__EXERCISE INSTRUCTIONS__:
What is wanted is every record, duplicated word for word.

[Web page and app entries]
□ □ □ □

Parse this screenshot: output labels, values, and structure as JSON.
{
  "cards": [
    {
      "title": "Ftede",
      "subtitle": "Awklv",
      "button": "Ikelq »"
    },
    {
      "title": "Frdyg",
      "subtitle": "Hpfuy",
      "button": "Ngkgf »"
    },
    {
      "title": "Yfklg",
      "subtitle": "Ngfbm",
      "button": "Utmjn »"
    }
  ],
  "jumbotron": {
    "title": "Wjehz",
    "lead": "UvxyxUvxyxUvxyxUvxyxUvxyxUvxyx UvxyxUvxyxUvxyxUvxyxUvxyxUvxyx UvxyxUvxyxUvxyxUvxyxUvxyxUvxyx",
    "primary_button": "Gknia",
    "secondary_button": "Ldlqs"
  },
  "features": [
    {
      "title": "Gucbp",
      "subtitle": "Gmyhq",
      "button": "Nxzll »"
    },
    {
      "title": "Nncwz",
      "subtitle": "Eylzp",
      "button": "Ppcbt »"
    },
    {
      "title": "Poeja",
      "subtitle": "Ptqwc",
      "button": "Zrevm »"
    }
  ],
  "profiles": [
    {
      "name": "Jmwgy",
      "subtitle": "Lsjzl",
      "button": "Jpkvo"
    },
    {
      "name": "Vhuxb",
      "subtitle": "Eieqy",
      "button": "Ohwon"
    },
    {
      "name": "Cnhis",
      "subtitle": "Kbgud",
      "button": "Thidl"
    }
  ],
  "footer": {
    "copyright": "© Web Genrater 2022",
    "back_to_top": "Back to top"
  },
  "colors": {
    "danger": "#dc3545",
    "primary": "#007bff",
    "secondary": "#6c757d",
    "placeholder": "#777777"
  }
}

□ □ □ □

__OUTPUT OF THE TASK__:
Parse this screenshot: output labels, values, and structure as JSON.
{
  "cards": [
    {
      "title": "Ftede",
      "subtitle": "Awklv",
      "button": "Ikelq »"
    },
    {
      "title": "Frdyg",
      "subtitle": "Hpfuy",
      "button": "Ngkgf »"
    },
    {
      "title": "Yfklg",
      "subtitle": "Ngfbm",
      "button": "Utmjn »"
    }
  ],
  "jumbotron": {
    "title": "Wjehz",
    "lead": "UvxyxUvxyxUvxyxUvxyxUvxyxUvxyx UvxyxUvxyxUvxyxUvxyxUvxyxUvxyx UvxyxUvxyxUvxyxUvxyxUvxyxUvxyx",
    "primary_button": "Gknia",
    "secondary_button": "Ldlqs"
  },
  "features": [
    {
      "title": "Gucbp",
      "subtitle": "Gmyhq",
      "button": "Nxzll »"
    },
    {
      "title": "Nncwz",
      "subtitle": "Eylzp",
      "button": "Ppcbt »"
    },
    {
      "title": "Poeja",
      "subtitle": "Ptqwc",
      "button": "Zrevm »"
    }
  ],
  "profiles": [
    {
      "name": "Jmwgy",
      "subtitle": "Lsjzl",
      "button": "Jpkvo"
    },
    {
      "name": "Vhuxb",
      "subtitle": "Eieqy",
      "button": "Ohwon"
    },
    {
      "name": "Cnhis",
      "subtitle": "Kbgud",
      "button": "Thidl"
    }
  ],
  "footer": {
    "copyright": "© Web Genrater 2022",
    "back_to_top": "Back to top"
  },
  "colors": {
    "danger": "#dc3545",
    "primary": "#007bff",
    "secondary": "#6c757d",
    "placeholder": "#777777"
  }
}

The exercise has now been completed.